Why and what: developing goals, questions, and metrics SPICE is recommended both for process improvement and capability determination. There are two different types of practices: –Base practices (essential activities of a specific process involved in software development; functional, technical view) customer-supplied: affect the customer directly engineering: specify, implement, maintain project: establish, coordinate, manage support: enable, support performance other processes organization: establish business goals, resource
Why and what: developing goals, questions, and metrics –Generic practices (institutionalize or implement a process in a general way, i.e., managerial view) not performed performed informally planned and tracked well-defined quantitatively controlled continuously improving
Why and what: developing goals, questions, and metrics The ISO 9000 standards are used to regulate the internal quality and to assure the quality of suppliers. Among the ISO standards the ISO 9000-3 provides guidelines for interpreting ISO 9001 in a software context. maturity models and their assessment methods are becoming de facto standards but investigations showed unreliability of maturity measurements.
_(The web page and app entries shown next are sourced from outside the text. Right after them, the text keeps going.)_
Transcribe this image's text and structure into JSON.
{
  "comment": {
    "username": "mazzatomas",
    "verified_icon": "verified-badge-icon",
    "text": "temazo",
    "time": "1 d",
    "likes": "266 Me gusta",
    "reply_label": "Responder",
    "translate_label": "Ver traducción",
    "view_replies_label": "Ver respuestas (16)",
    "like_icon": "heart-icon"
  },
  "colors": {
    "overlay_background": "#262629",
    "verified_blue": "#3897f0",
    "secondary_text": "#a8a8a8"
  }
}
Must assure that the models are appropriate.
Where and when: mapping measures to activities how measurement will be integrated with normal development activities (Example 13.7)
How: measurement tools After knowing what to collect and where in the process to collect them, must decide how to collect them. it must follow 2 important principles: –it must be sufficiently simple so as to minimize disruption of normal working patterns –data must ultimately be included in a metrics database
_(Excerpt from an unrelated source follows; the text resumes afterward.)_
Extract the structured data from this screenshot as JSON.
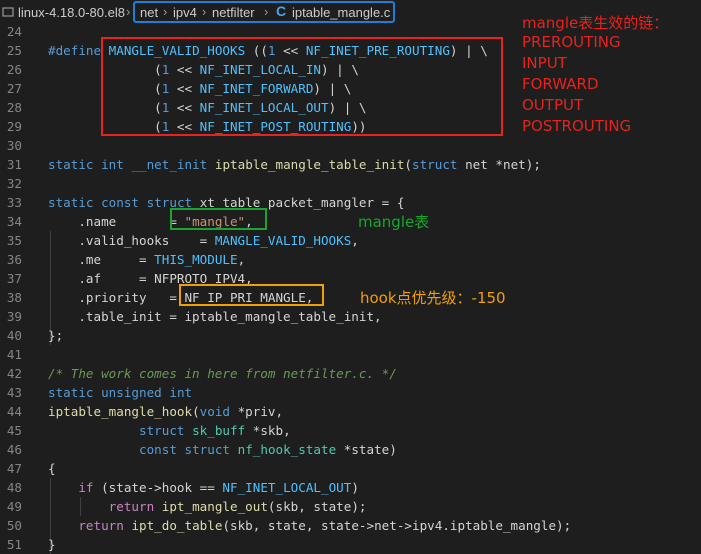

Who: measurers, analysts, and audience The metrics plan must address the people who perform each of these tasks on data: capturing, formatting, validating, analyzing, presenting, using (within the goals of the program), evaluating (effectiveness of the metrics plan).
Who: measurers, analysts, and audience By taking into account as many perspectives(technical and managerial) as possible, you increase the successfulness of the measurement program.
Who: measurers, analysts, and audience A metrics plan should organize roles and responsibilities according to the following guidelines: –people generating the measures should be first in viewing and analyzing the data. –Global validation and analysis of the data should be performed by other than the data provider. –Data and results should be made available only to those who need to see them.
Who: measurers, analysts, and audience Usually separate measurement team working at an organizational or corporate level is formed. useful to have people who were developers, familiar with statistics and experimental design, speak the language of the managers
Revising the plan Are the goals the same? If business goals changed, metrics program's goals may need to change Are the priorities of the goals the same? As one improvement is successful, other may be chosen Are the questions the same? Questions relevant for the first stages of metrics program (how much to invest in metrics tools) may be replaced by questions of maturation (how much money and time are saved)
Revising the plan Are the metrics the same? As the process matures, the richness of the measurements increase. some metrics may no longer be needed. Is the maturity the same? The development process may change dramatically over time. Each change has important implications for measurement. Is the audience the same? Many metrics programs start small, and expand to the corporation. Measurement should change to reflect the interests of the changing audience.